I’m not entirely sure why some of the best wines in the world are made by people who are more than a little crazy, but there are enough wacko winemakers out there to make it clear that the connection between great wine and reclusive eccentrics is more than mere coincidence.
Even more telling are the number of these “eno savants” (to perhaps coin a phrase) that live in Friuli, in northeast Italy.
Once upon a time, there was no Italy, there was only the river Isonzo, winding its way down out of the Alps towards the Adriatic sea. From the high peaks it looped and loped, laying down beds of granitic gravel to make a sloping country which sprouted many things. Protected from the harsh continental weather by the Alps, and warmed by the humid breezes off the Adriatic, this mild region naturally attracted the various nomadic people that passed through the region, some of whom knew a good thing when they saw it, and settled down.
Some of the earliest settlers of the region were likely Celtic peoples who brought with them not only the skills of cultivating grape vines, but the inventive skills of aging their wines in wooden casks, a technology which surprised and delighted the Greeks and the various other Mediterranean cultures who came to trade in the 4th century B.C.
The region that would eventually become known as Farra d’Isonzo to those who live there, passed through the hands of many an empire before it settled down into the little nook of Italy that it represents today. But throughout the centuries Friuli has always been known for two things: grapes, and people who do things their own way.
Fulvio Bressan represents the 9th generation of winemakers carrying the Bressan name and working a small plot of land in the Farra d’Isonzo since 1726. And given the way he runs his winery, you would think that he might just be channeling all 9 generations of prior expertise, with little care for how the rest of the world might make their wines.
OK, so he does make one concession to modernity, which entails fermenting his wine in stainless steel tanks which he cools with water from his well.

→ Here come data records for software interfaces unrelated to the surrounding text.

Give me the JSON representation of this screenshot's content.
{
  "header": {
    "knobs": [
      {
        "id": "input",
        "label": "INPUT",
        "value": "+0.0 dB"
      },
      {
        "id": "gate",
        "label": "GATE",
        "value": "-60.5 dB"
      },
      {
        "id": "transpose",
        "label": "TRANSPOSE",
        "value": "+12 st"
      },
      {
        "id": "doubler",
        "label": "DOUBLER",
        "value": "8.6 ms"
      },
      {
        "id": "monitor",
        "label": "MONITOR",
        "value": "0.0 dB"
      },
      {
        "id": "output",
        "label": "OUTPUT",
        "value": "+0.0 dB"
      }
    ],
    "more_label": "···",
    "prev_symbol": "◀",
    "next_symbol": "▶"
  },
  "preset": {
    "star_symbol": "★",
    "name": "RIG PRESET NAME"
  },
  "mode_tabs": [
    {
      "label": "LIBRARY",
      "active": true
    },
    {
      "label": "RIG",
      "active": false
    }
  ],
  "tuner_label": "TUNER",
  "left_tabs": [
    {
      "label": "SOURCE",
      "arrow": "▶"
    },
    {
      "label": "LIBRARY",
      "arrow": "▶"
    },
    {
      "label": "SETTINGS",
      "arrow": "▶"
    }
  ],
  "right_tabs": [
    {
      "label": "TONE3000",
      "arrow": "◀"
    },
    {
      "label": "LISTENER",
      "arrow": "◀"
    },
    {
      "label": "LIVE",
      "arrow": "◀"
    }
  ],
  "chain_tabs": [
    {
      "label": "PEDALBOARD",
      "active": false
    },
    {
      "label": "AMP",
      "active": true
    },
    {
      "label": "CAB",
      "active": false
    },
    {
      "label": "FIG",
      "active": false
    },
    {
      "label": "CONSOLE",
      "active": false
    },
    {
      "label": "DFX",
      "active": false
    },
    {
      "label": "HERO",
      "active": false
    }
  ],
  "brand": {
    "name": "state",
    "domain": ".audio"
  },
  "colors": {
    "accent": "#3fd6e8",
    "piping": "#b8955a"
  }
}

But apart from that, Bressan is as old school as you can get, down to the fact that he seems to run the family estate nearly single-handedly.
The Bressan recipe for wine is as simple as it is maddeningly extreme. Take lots of old vines growing various indigenous varietals, as well as Pinot Noir. Dry farm them with the most extreme pruning methods possible, to the point that each vine bears only one or two clusters of fruit. Pick after personally tasting every single cluster to make sure it is ripe, then cut off only the shoulders and the most perfect clumps of berries on those clusters and throw them into the tank, leaving the rest to be made into jam or grappa.

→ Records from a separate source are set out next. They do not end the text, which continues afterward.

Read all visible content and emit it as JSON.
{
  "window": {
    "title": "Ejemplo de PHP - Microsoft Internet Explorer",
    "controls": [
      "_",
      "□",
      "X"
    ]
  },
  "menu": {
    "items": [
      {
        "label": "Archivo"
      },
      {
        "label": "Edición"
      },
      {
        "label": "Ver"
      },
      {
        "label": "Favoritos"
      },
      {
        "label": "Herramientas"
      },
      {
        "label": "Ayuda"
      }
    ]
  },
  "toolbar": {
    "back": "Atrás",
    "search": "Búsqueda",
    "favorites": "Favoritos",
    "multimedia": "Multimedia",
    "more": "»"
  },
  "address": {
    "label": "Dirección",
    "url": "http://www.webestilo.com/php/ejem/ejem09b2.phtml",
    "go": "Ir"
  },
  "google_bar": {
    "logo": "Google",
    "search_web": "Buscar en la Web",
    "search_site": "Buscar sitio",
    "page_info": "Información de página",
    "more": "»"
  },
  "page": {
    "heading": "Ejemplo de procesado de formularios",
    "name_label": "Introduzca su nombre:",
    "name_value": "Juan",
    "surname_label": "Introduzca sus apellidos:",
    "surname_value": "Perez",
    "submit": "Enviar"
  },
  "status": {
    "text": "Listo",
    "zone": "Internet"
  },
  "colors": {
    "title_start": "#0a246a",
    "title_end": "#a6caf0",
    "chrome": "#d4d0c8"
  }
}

Ferment the wine for months with only ambient yeasts after a month-long maceration period, letting the wine do its thing as long as necessary in the tanks, including malolactic fermentation after the juice has been pressed off the skins. After this secondary fermentation, the wine is transferred to 2000 liter, ancient oak casks, where it receives regular battonage (a process where the particles of yeast that settle to the bottom of the cask, known as lees, are agitated and stirred around in the wine). Fining and filtration are also eschewed.

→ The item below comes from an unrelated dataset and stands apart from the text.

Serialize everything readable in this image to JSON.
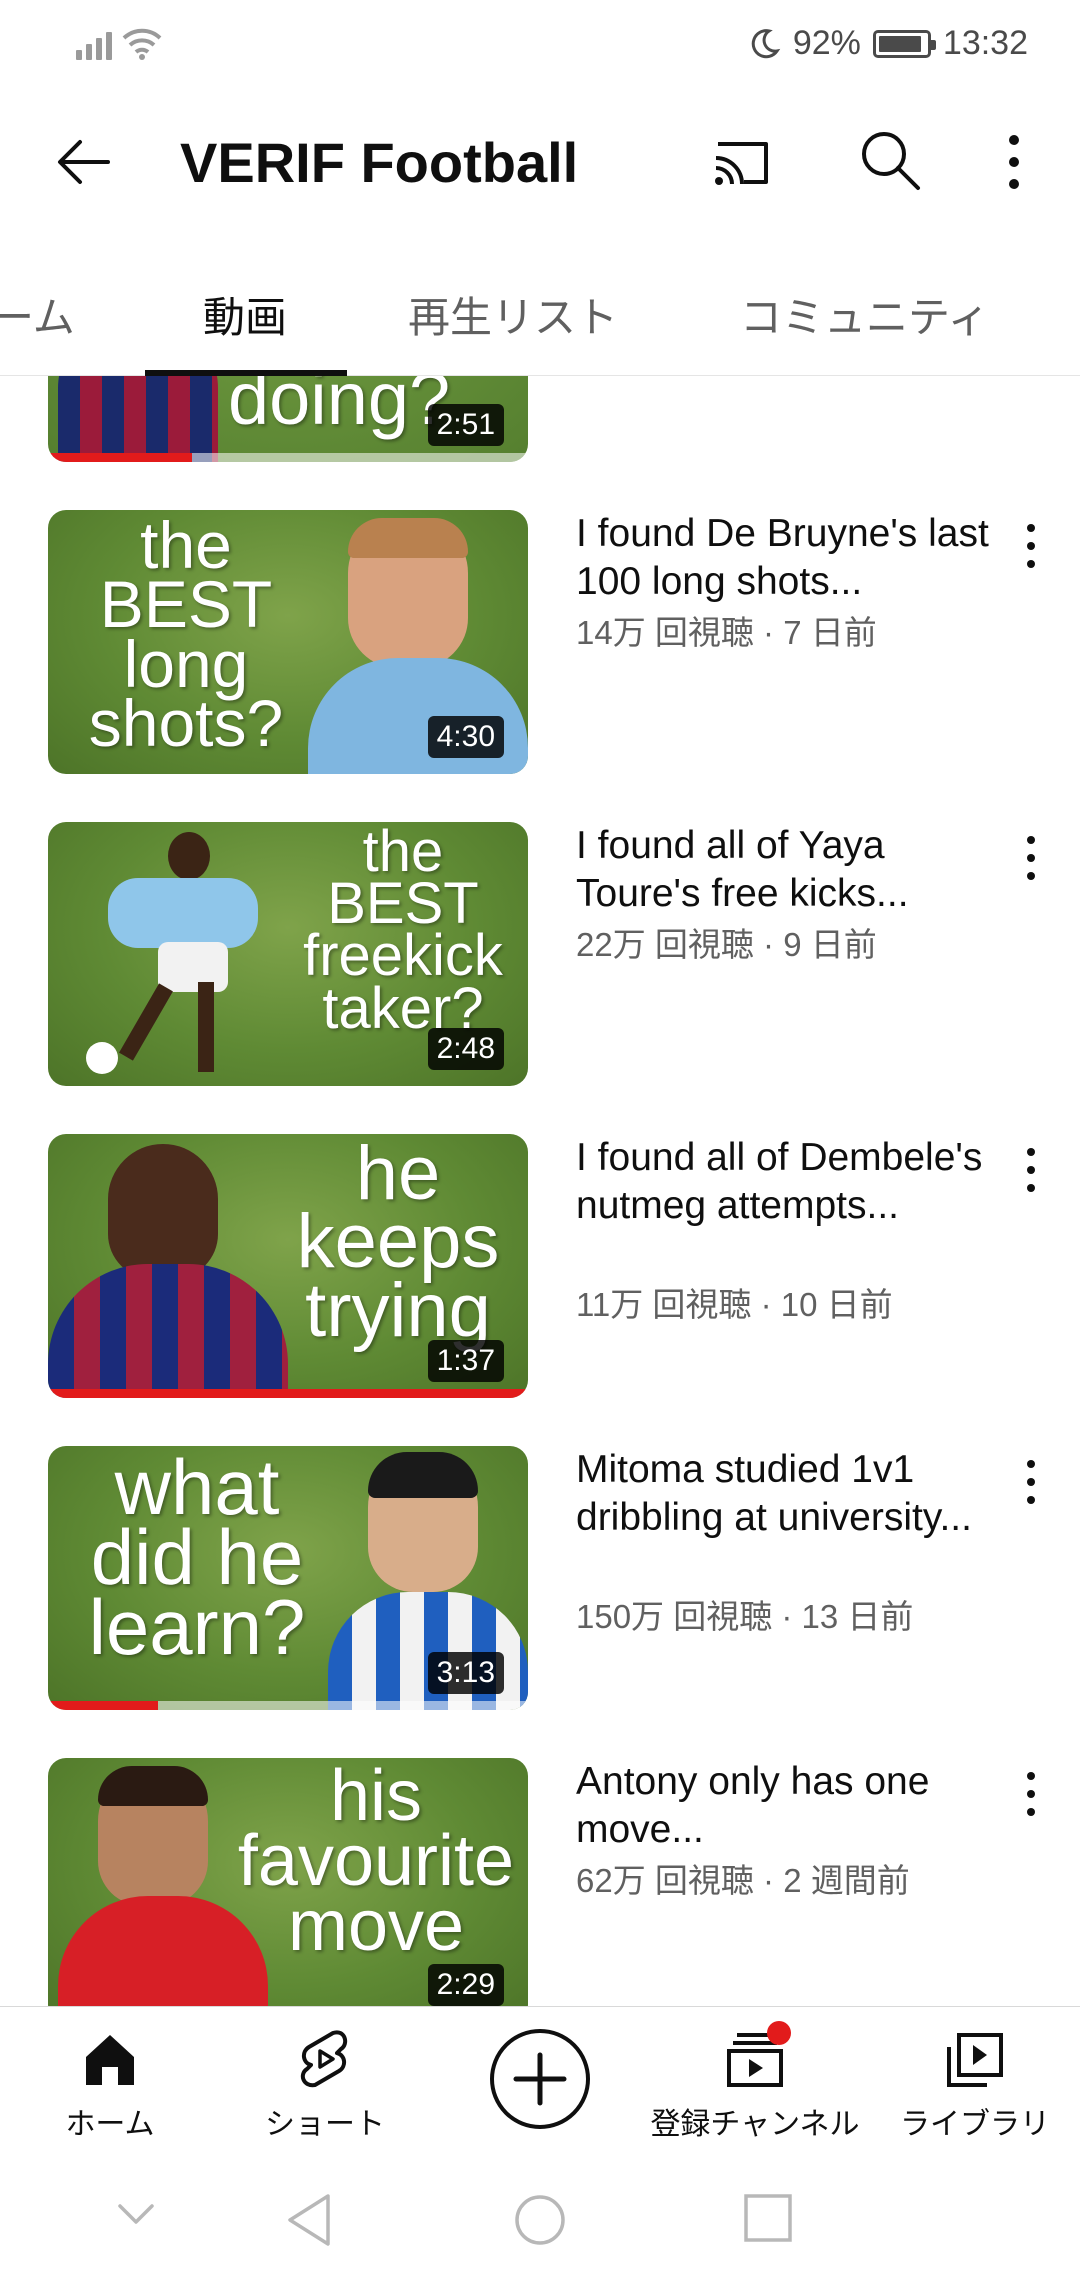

After that, it’s anyone’s guess. The cellar dissolves into alchemy. Bressan regularly mixes vintages, forgets casks of wine, makes special blends never to be repeated, and generally disregards all the modern traditions of winemaking and bottling (no doubt breaking some laws in the process, but hey, this is Friuli, not Brunello). Some of the labels are handmade, some don’t bear any vintage date whatsoever, and those that do are never guaranteed to be correct. The wines are released and sold when Bressan damn well pleases, and in such minute quantities (as small as 20 to 40 cases for some wines) that most people have never even heard of them.
Which doesn’t bother Bressan one bit.
Light to medium garnet in the glass, this wine has a nose of dried herbs, raspberries, woodsmoke, and dried meat. In the mouth it is gorgeously textured, smooth to the point of being otherworldly, with a mysterious concoction of cranberry, raspberry, cedar, incense, wet leaves, and leather flavors that linger for a long time. With more time and air, this wines fruit becomes more crystalline even as the sharp acids mellow to a tangy note amidst the earthy qualities. Quite distinctive, this wine is not for everyone, but those who are looking for personality will find it here in spades.
Of the things that I drank this with tonight, I thought it did best with the prosciutto and fresh burrata on warm foccacia.
Overall Score: around 9
How Much?: $37
This wine is sometimes available for purchase on the Internet.